● Instructions for the task: Which lines of the data below contain "credentials"? Please show them all.

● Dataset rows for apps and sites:
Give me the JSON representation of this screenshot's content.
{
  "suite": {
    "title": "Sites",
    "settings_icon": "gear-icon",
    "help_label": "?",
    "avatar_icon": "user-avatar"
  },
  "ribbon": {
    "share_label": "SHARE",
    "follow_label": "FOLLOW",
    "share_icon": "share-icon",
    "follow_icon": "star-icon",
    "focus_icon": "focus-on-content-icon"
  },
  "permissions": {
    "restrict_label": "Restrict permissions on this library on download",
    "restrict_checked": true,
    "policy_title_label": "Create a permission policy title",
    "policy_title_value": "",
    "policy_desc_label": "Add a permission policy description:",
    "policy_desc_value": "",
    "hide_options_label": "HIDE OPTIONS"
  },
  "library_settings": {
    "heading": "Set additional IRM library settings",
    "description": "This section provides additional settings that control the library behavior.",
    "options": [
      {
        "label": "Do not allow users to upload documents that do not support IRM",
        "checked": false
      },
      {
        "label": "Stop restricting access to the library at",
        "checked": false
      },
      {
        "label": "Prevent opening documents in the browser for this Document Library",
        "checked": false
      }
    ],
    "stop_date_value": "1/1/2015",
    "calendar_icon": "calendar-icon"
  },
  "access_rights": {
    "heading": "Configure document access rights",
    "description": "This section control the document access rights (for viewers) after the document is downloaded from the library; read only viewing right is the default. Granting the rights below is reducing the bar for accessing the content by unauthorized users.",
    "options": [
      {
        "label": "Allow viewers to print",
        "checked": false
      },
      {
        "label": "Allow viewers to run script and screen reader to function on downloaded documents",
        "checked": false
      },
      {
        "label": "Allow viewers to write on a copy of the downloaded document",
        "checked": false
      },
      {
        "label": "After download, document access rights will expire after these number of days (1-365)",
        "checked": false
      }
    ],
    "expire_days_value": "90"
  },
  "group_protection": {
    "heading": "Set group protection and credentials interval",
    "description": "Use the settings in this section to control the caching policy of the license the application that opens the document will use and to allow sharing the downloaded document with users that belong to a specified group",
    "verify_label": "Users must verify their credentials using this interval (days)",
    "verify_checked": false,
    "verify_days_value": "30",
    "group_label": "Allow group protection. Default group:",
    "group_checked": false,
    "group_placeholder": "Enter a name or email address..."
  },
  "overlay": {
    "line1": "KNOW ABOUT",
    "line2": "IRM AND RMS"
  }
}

● Problem solution:
    "heading": "Set group protection and credentials interval",
    "verify_label": "Users must verify their credentials using this interval (days)",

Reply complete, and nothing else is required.